EMBL team leader Theodore Alexandrov develops tools to investigate spatial aspects of metabolism. His team has developed a technology to detect small molecules, metabolites, and lipids in individual cells, and link this molecular information to cell states and spatial behaviour. Alexandrov explains: “We developed a method to overlay microscopy images of cells with their molecular profiles sampled using a laser. Just a few years ago, this would have been in the realm of science fiction, because of how tiny cells are. New discoveries about metabolic states of individual cells can be beneficial in applications where a single cell can be a game changer, such as in cancer, immunity or infection.” The method has received a lot of interest from funding agencies and potential collaborators, both in research and industry. This got Alexandrov and his team thinking about commercialisation. ATTRACT gave them an opportunity to pursue this.
“We need pragmatic, applied developments to make this method work outside our lab, and to make it more high-throughput,” says Alexandrov, “and this is normally hard to get funding for.” Together with DKFZ (the German Cancer Research Center), a key collaborator in the project, the team is investigating how a high-fat diet triggers inflammation in the liver, and how drugs can help curb this inflammation and thus prevent the formation of liver cancer. This technology has the potential to advance biomedical discovery in cancer, immunity and infection, as well as to facilitate the development of new drugs.

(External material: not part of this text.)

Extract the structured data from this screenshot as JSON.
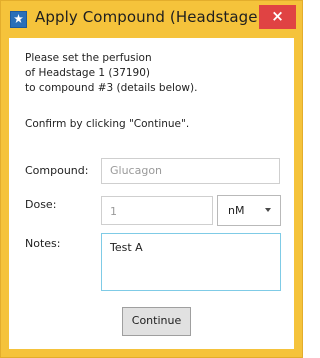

EMBL is Europe’s flagship laboratory for the life sciences. Established in 1974 as an intergovernmental organisation, EMBL is supported by over 20 member states. EMBL performs fundamental research in molecular biology, studying the story of life. The institute offers services to the scientific community; trains the next generation of scientists and strives to integrate the life sciences across Europe. EMBL is international, innovative and interdisciplinary. Its more than 1700 staff, from over 80 countries, operate across six sites in Barcelona (Spain), Grenoble (France), Hamburg (Germany), Heidelberg (Germany), Hinxton (UK) and Rome (Italy). EMBL scientists work in independent groups and conduct research and offer services in all areas of molecular biology. EMBL research drives the development of new technology and methods in the life sciences. The institute works to transfer this knowledge for the benefit of society.